The Coallition government in 2014 published a report Review of property conditions in the private rented sector
Rogue landlords were to be targeted in a new drive to stop people being ripped off when they rent a flat or house. The ambitious package of proposals will ensure England’s 9 million private tenants:
- avoid hidden fees from unscrupulous letting agents
- get proper protection from rogue landlords
- can request long-term rental deals that cut costs and provide stability for their family
- feel confident to demand better standards and management of their property by landlords
Local authorities are starting to tackle the problem.
In Torbay this year 25 housing related notices have been sent out and a formal letter – a notice that works must be undertaken or a legal notice will be served – have been issued 102 times, that’s about 20 a month or 1 every working day.

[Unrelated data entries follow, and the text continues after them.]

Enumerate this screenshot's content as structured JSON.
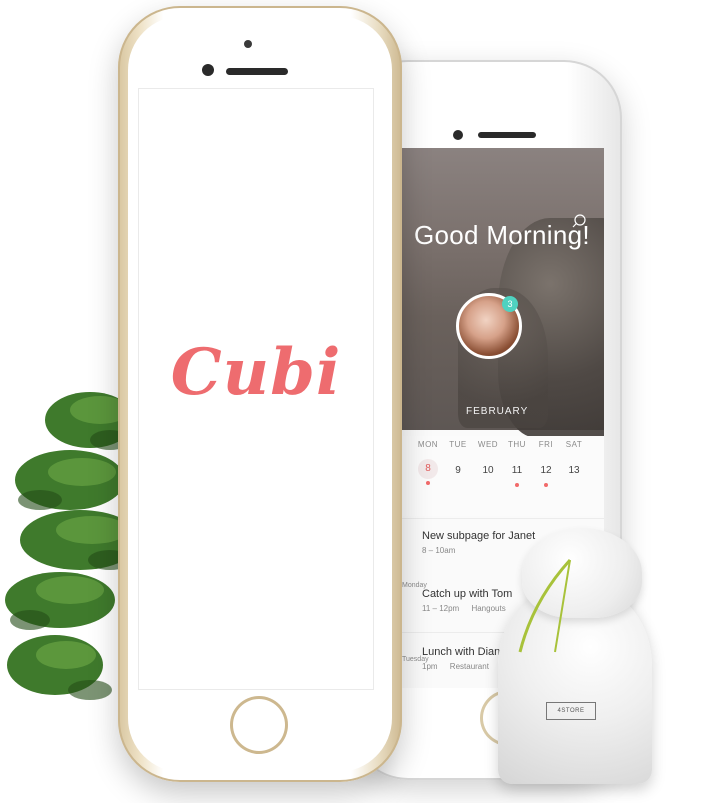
{
  "brand": {
    "logo_text": "Cubi",
    "logo_color": "#ee6c6f",
    "accent_teal": "#4fd2c0"
  },
  "app_screen": {
    "greeting": "Good Morning!",
    "notification_badge": "3",
    "month": "FEBRUARY",
    "search_icon": "search-icon"
  },
  "calendar": {
    "days": [
      {
        "name": "MON",
        "date": "8",
        "has_event": true,
        "selected": true
      },
      {
        "name": "TUE",
        "date": "9",
        "has_event": false,
        "selected": false
      },
      {
        "name": "WED",
        "date": "10",
        "has_event": false,
        "selected": false
      },
      {
        "name": "THU",
        "date": "11",
        "has_event": true,
        "selected": false
      },
      {
        "name": "FRI",
        "date": "12",
        "has_event": true,
        "selected": false
      },
      {
        "name": "SAT",
        "date": "13",
        "has_event": false,
        "selected": false
      }
    ]
  },
  "events": [
    {
      "title": "New subpage for Janet",
      "time": "8 – 10am",
      "place": ""
    },
    {
      "day": "Monday",
      "title": "Catch up with Tom",
      "time": "11 – 12pm",
      "place": "Hangouts"
    },
    {
      "day": "Tuesday",
      "title": "Lunch with Diane",
      "time": "1pm",
      "place": "Restaurant"
    }
  ],
  "bag": {
    "label": "4STORE"
  }
}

The council is:
- Successfully prosecuting a landlord who was providing particularly poor accommodation to a number of vulnerable tenants
- legal action to require the sale of sub-standard properties in cases where money owed to the local authority remains unpaid
- Undertaking formal recorded interviews under caution with four landlords for alleged breaches of housing legislation
- Carrying out targeted inspections of some of the Bay’s worst properties and in doing so securing necessary improvements
- Serving more legal notices on landlords in the last four months than in the whole of 2012 to secure essential works to their properties to improve standards.